“They use these cats as a status symbol, to carve [themselves] out as being special,” Goode tells Esquire. Chaiklin adds, “Their identities were completely tied up in their cats, whether it was being the ‘Mother Teresa of Cats,’ or the ‘Tiger King.’”
Every one of the main subjects is an awful human being. They are all reprehensible, but it is hard not to watch them. They profess a love for their animals, but they have no interest in them beyond how the animals make them look and what they can earn from them.
“It takes a tremendous amount of work to care for that many animals, especially wild animals in captivity. The people believe, and in their own skewed way, feel as though they love their animals,” Chaiklin explained to Entertainment Weekly. “For some, it’s like being in an abusive relationship. They would tell you they love their animals and they love this way of life and it’s the only way of life they know and that’s why they work so hard at it. So, it’s nuanced on some level, even though it’s quite cruel to most of the animals, they believe they love them.”
“I’ve been in this exotic animal world for a long time, and I wanted to expose the exploitation and the suffering of these cats,” Goode explains to Rolling Stone. “The challenge was to create a new type of series that looks at the pathology of animal people and the ethics of keeping exotic animals.”
“What I think is the more important point here is that these roadside zoos were basically, in many ways, cults, and they created their own world with their own sets of rules,” Goode tells Danielle Turchiano. These people lived outside mainstream society, and they ultimately, in Joe’s case, created this world and had a staff who drank the Kool-Aid and he was the charismatic leader and he ultimately was his own worst enemy. He didn’t play by society’s rules in any way, shape or form, and that caught up to him. And Doc Antle did the same thing, and Carole, in her own way, did it slightly differently.
“But at the end of the day they were very selfish in how they used the animals and the people that they seduced into their worlds. It’s very attractive to fantasize about being a tiger keeper, a tiger trainer or an exotic animal keeper and raise chimpanzees. It’s easy to bring people into these worlds and indoctrinate them and get them hooked and pay them virtually nothing. That’s the bigger point that we wanted to address [in the docuseries]: How did he do this?” To read the full interview, click here.

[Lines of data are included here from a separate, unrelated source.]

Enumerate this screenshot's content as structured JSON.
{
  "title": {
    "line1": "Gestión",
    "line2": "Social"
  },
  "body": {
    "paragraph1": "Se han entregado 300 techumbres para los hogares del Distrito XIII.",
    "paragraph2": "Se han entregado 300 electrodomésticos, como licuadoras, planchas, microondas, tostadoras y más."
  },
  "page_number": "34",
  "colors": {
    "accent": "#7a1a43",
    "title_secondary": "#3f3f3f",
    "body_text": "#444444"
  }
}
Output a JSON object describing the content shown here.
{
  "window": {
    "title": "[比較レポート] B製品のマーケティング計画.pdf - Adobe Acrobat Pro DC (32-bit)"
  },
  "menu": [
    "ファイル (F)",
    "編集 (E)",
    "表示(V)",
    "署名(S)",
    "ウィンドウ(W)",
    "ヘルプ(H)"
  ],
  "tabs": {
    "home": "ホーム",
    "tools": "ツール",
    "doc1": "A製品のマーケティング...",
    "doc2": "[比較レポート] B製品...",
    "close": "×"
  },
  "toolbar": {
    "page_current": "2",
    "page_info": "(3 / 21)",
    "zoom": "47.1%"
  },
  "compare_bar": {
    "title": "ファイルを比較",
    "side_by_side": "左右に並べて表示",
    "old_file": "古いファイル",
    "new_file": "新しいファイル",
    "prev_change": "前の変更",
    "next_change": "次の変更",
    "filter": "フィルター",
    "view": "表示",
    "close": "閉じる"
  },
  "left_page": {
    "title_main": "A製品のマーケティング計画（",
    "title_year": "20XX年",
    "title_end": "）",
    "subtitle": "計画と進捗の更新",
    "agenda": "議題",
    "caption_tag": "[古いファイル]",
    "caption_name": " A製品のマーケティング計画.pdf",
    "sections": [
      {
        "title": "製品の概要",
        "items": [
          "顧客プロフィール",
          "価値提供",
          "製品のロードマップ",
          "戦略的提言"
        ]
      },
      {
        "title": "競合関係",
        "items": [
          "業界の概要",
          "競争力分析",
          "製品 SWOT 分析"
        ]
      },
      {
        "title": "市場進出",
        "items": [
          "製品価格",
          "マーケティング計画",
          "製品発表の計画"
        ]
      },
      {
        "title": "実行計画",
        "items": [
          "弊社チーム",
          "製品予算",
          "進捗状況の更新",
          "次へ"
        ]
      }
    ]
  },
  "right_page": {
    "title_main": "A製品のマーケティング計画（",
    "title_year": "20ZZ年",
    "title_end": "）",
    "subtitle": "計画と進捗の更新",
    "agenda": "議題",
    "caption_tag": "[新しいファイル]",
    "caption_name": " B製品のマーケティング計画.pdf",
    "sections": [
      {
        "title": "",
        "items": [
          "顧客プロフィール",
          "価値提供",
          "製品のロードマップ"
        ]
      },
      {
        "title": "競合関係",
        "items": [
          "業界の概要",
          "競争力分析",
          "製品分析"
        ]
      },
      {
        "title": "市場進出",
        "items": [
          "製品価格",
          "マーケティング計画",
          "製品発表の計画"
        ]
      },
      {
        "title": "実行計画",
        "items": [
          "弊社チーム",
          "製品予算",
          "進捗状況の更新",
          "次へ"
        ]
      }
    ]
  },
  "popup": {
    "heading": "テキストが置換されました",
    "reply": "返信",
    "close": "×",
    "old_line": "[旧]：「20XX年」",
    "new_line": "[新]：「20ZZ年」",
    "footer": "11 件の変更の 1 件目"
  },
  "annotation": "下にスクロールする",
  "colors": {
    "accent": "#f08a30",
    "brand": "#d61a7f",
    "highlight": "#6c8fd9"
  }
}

Tiger King: Murder, Mayhem and Madness is streaming now on Netflix.